A Telecomasia article, Global operators face challenge on increasing backhaul capacities based on a recent study by ABI, argues that operators around the world are facing bandwidth constraints in their backhaul networks due to the growth of data traffic and bandwidth intensive services like multimedia content. Backhaul are the high-capacity pipes phone companies and Internet service providers use to haul traffic over large distances.
Backhaul capacity in this context refers to the networks within a country or within a contiguous region. Backhaul is distinct from the under the ocean submarine cables which currently have excess, unused capacity thanks to the dot-com bubble driven investments into this high capacity links that connect continents.
A number of technologies are proposed for the backhaul links that are suited for specific regions based on what kind of infrastructure already exists. A number of new players are getting into the backhaul business, including Cable TV companies who are able to use the excess capacity in their networks.

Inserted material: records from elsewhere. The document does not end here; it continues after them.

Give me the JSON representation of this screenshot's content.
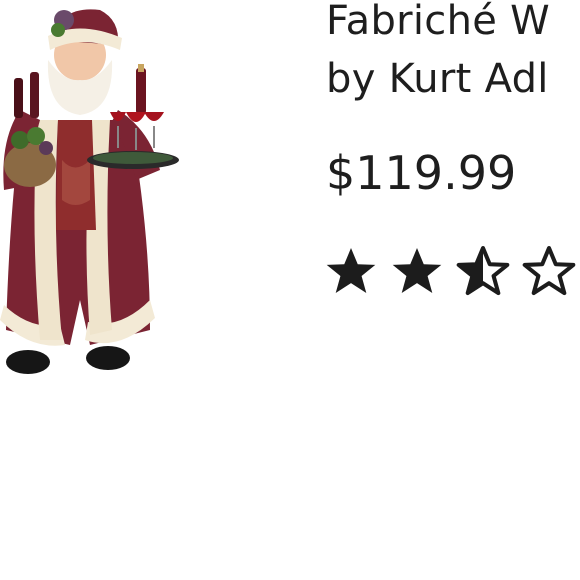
{
  "product": {
    "title_line1": "Fabriché W",
    "title_line2": "by Kurt Adl",
    "price": "$119.99",
    "rating": {
      "value": 2.5,
      "max": 5
    },
    "image_icon": "santa-figurine-image"
  },
  "colors": {
    "text": "#1e1e1e",
    "star": "#1c1c1c",
    "background": "#ffffff"
  }
}
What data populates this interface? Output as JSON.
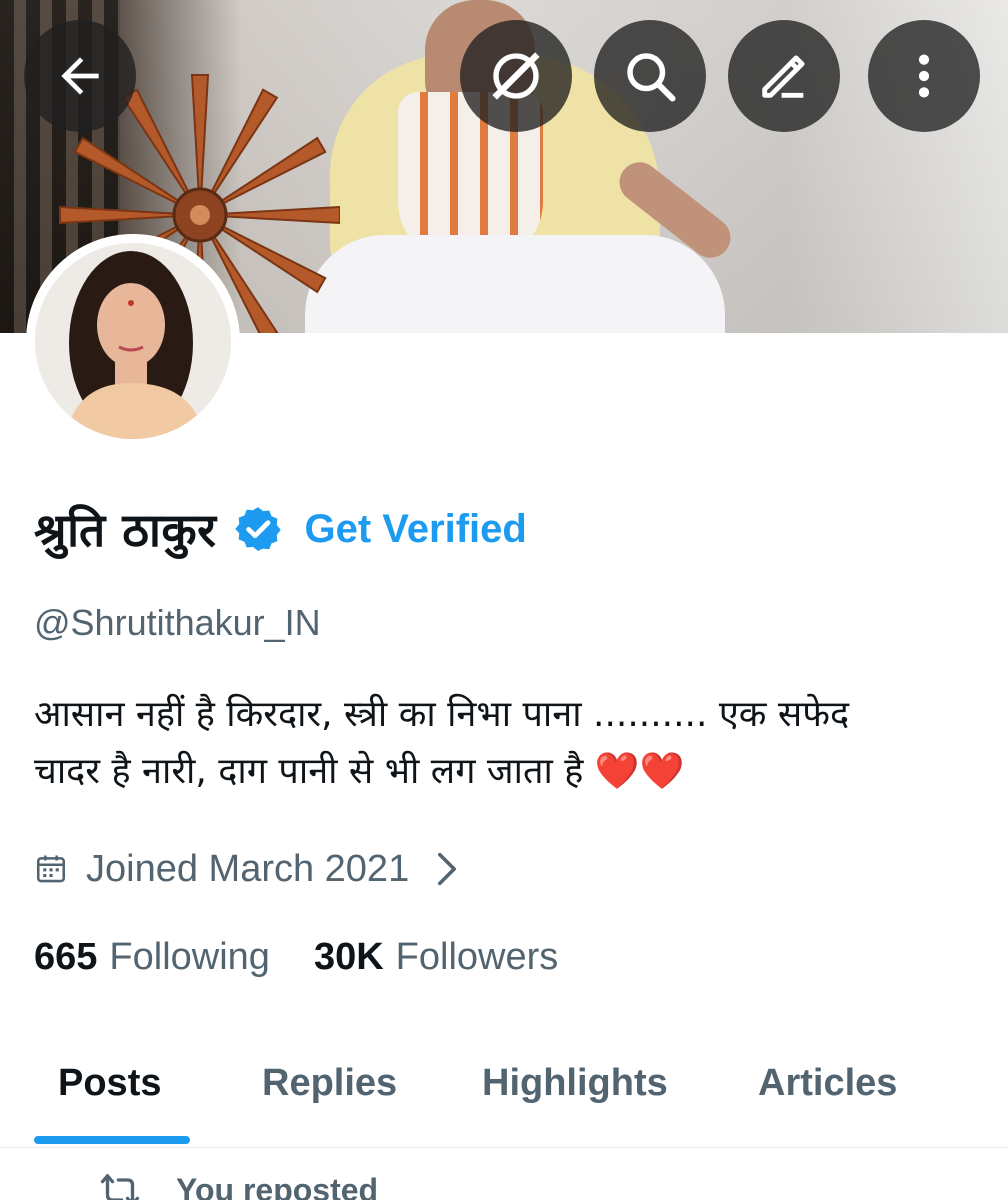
{
  "header": {
    "back_icon": "arrow-left-icon",
    "grok_icon": "grok-icon",
    "search_icon": "search-icon",
    "edit_icon": "edit-pen-icon",
    "more_icon": "more-vertical-icon"
  },
  "profile": {
    "display_name": "श्रुति ठाकुर",
    "verified_icon": "verified-badge-icon",
    "get_verified": "Get Verified",
    "handle": "@Shrutithakur_IN",
    "bio_line1": "आसान नहीं है किरदार, स्त्री का निभा पाना .......... एक सफेद",
    "bio_line2": "चादर है नारी, दाग पानी से भी लग जाता है",
    "bio_emoji": "❤️❤️",
    "joined": "Joined March 2021",
    "following_count": "665",
    "following_label": "Following",
    "followers_count": "30K",
    "followers_label": "Followers"
  },
  "tabs": [
    {
      "label": "Posts",
      "active": true
    },
    {
      "label": "Replies",
      "active": false
    },
    {
      "label": "Highlights",
      "active": false
    },
    {
      "label": "Articles",
      "active": false
    }
  ],
  "feed": {
    "repost_text": "You reposted"
  },
  "colors": {
    "accent": "#1d9bf0",
    "secondary_text": "#536471",
    "primary_text": "#0f1419",
    "heart": "#e0245e"
  }
}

“The study identifies six technology options for cellular backhaul: T1 over copper (dominant in the Americas), microwave and other radio technologies (dominant in Western Europe), Ethernet over copper, Ethernet over fiber, WiMAX, and cable.
“There is general agreement within the industry that Ethernet over fiber will be the long-term solution of choice,” says Arden, “but much of that fiber will have to be laid, incurring upfront capital costs. ‘How long is long-term?’ remains an open question.”